The civil rights icon issued a statement Saturday evening which said a "careful review" of his remarks made earlier in the day "would reveal that I did not compare Sen. John McCain or Gov. Sarah Palin to George Wallace."
McCain said Lewis' earlier statement was "a brazen and baseless attack" and called on Sen. Barack Obama to repudiate it.
Lewis had said earlier that he was "deeply disturbed by the negative tone of the McCain-Palin campaign" and that the Republican running mates are "playing with fire."
"What I am seeing reminds me too much of another destructive period in American history. Sen. McCain and Gov. Palin are sowing the seeds of hatred and division, and there is no need for this hostility in our political discourse," Lewis said in a statement.
[cnn-photo-caption image= http://i2.cdn.turner.com/cnn/2008/images/10/12/art.mccainrally01.gi.jpg caption="A passionate McCain supporter at a Davenport, Iowa rally this week."] (CNN) - With recent polls showing Sen. Barack Obama's lead increasing nationwide and in several GOP-leaning states, some Republicans attending John McCain-Sarah Palin campaign rallies are showing a new emotion: rage.
At a rally in Minnesota on Friday, a woman told McCain: "I don't trust Obama. I have read about him and he's an Arab."
McCain shook his head and said, "No ma'am, no ma'am. He's a decent family man...[a] citizen that I just happen to have disagreements with on fundamental issues. That's what this campaign is all about."
One man at the rally said he was "scared of an Obama presidency." McCain later told the man he should not fear Obama.
"I want to be president of the United States, and I don't want Obama to be," he said. "But I have to tell you, I have to tell you, he is a decent person, and a person that you do not have to be scared as President of the United States."
McCain's response was met with boos from the crowd.
Watch: Rising anger at McCain rallies

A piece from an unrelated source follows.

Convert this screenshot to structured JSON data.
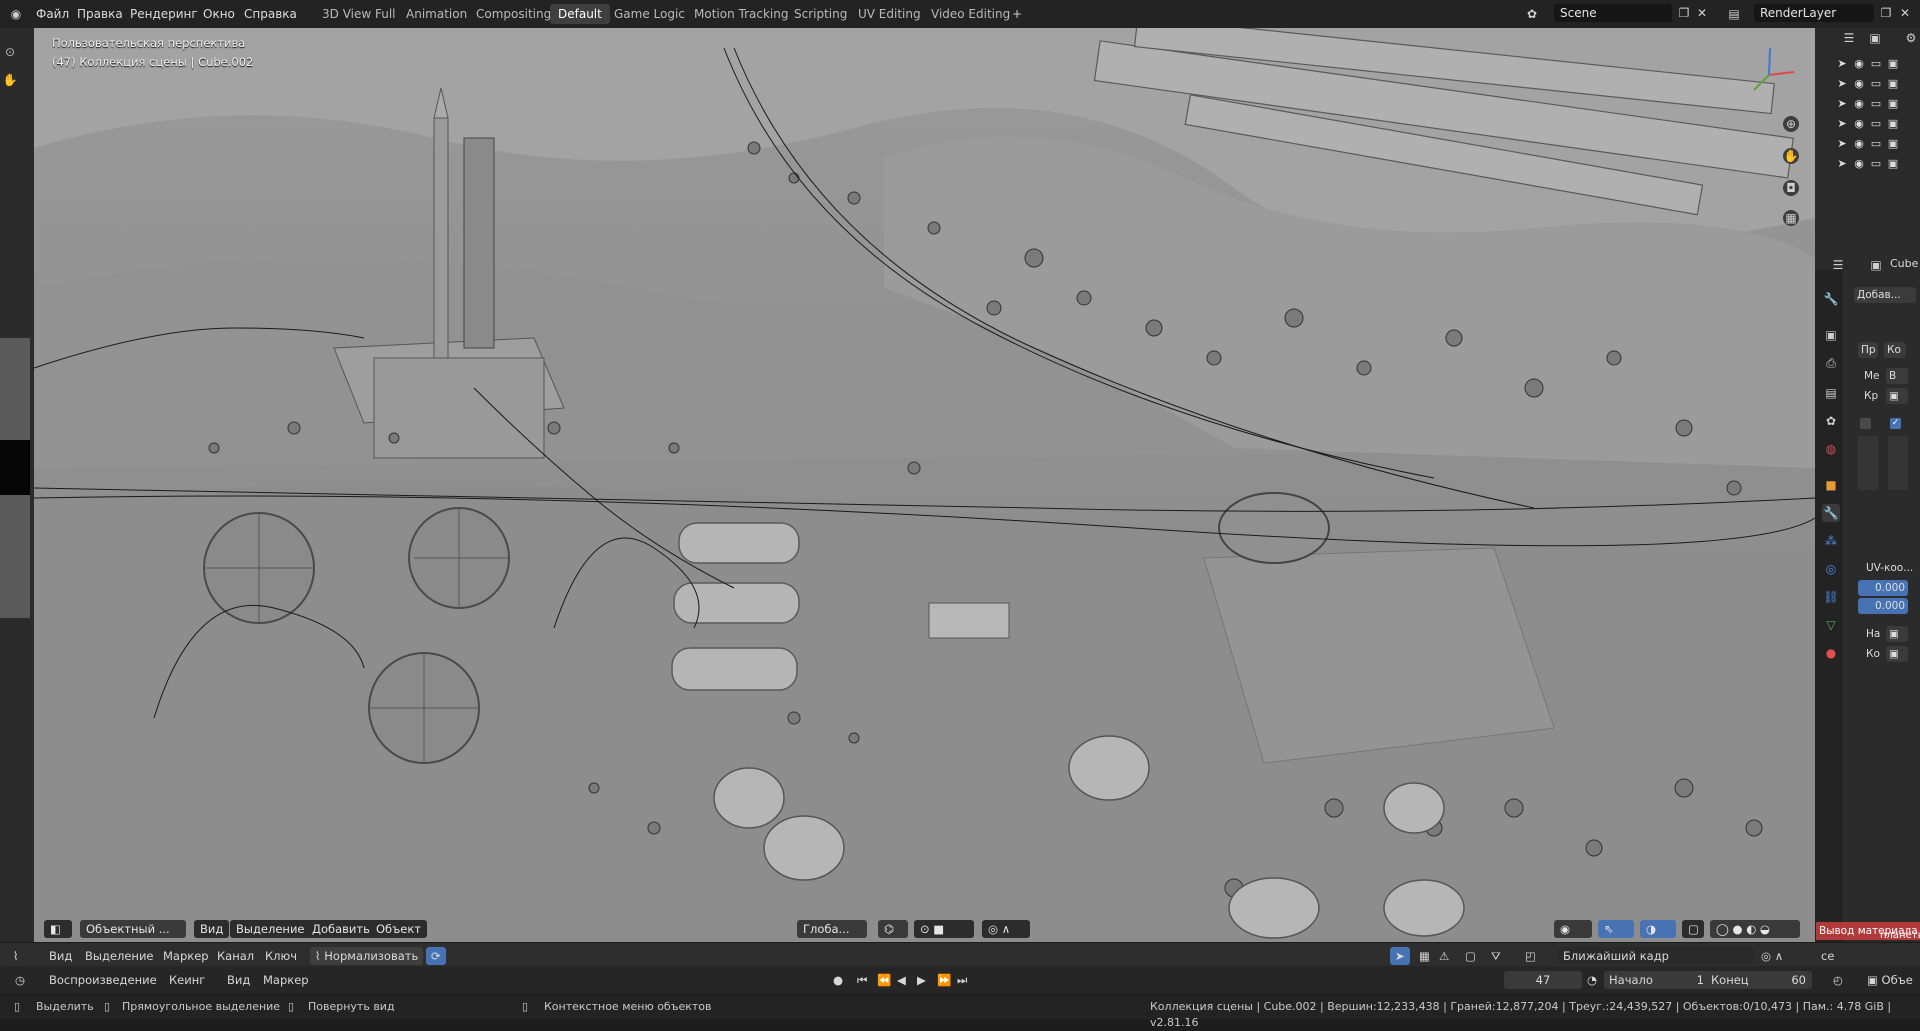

When asked about these outbursts, McCain campaign manager Rick Davis said that he didn't know who those people were and if they were there as supporters or to disrupt the rallies.